Saturday, August 10, 2013

Litigating When You Don't Do Your Homework

Today's blog entry is courtesy of a recent report that a person in California sued New England Compounding Center/Pharmacy, alleging injuries from a contaminated product. That company is known across the USA as NECC.

Problems? Well, the first one is this - The lawyers for the Plaintiff in that case named a bankrupt company. Those same lawyers served the Complaint not on NECC's agent, but on a Plaintiff's law firm in Nashville that represents injured consumers in lawsuits against NECC.

Problem number two - The very same lawyers who served the wrong company then moved for Default.

Problem number three: NECC is bankrupt, and had there been even a basic search done, any person would have known that. In the Removal papers, there is this statement by counsel:

Even if Plaintiff had attempted to serve an appropriate agent for NECC, service of process could not be completed as a result of the bankruptcy stay, and therefore NECC believes that this Notice has been filed within the time period set forth in Federal Rules of Bankruptcy Procedure ("Bankruptcy Rules") 9027(a)(3). 

The State Court Action was purportedly commenced after the Bankruptcy  Proceeding, and no order for relief has been entered in the Bankruptcy Proceeding, nor has any order been entered terminating the automatic stay imposed under 11 U.S.C. § 362(a). 

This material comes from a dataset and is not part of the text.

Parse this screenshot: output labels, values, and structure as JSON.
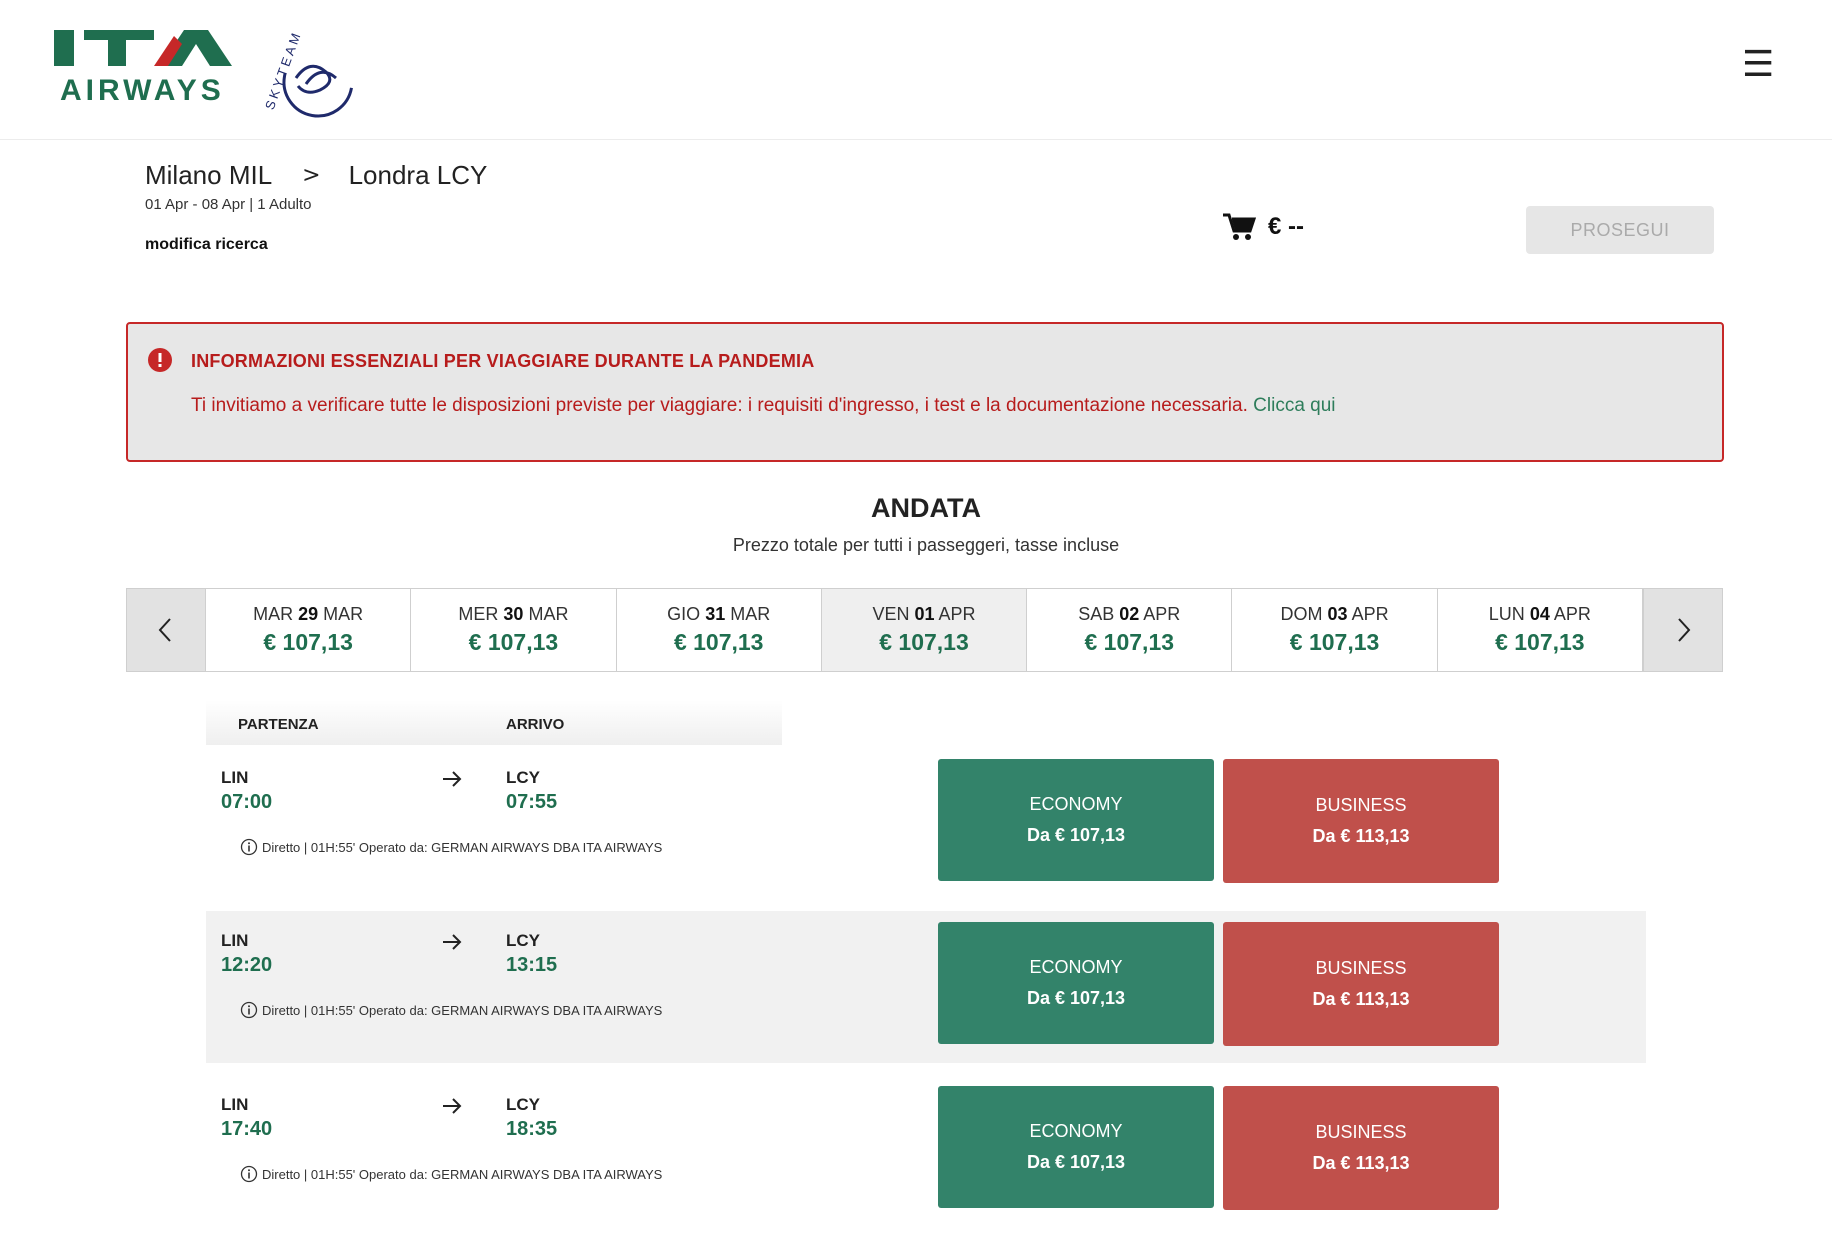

The Plaintiffs' lawyers in that case are about to learn some potentially painful lessons. As noted in the Removal papers:  NECC reserves all rights including, but not limited to, any and all defenses available to it for violations of the automatic stay pursuant to 11 U.S.C. §362(a).

This is a cautionary tale about sloppiness and the failure to conduct due diligence on a national litigation before filing a case. Had counsel taken a few moments to review pleadings, they would have seen that there are multiple defendants in other cases, and those should have been named.

A related article is here:

Here are the removal papers:

Stay tuned.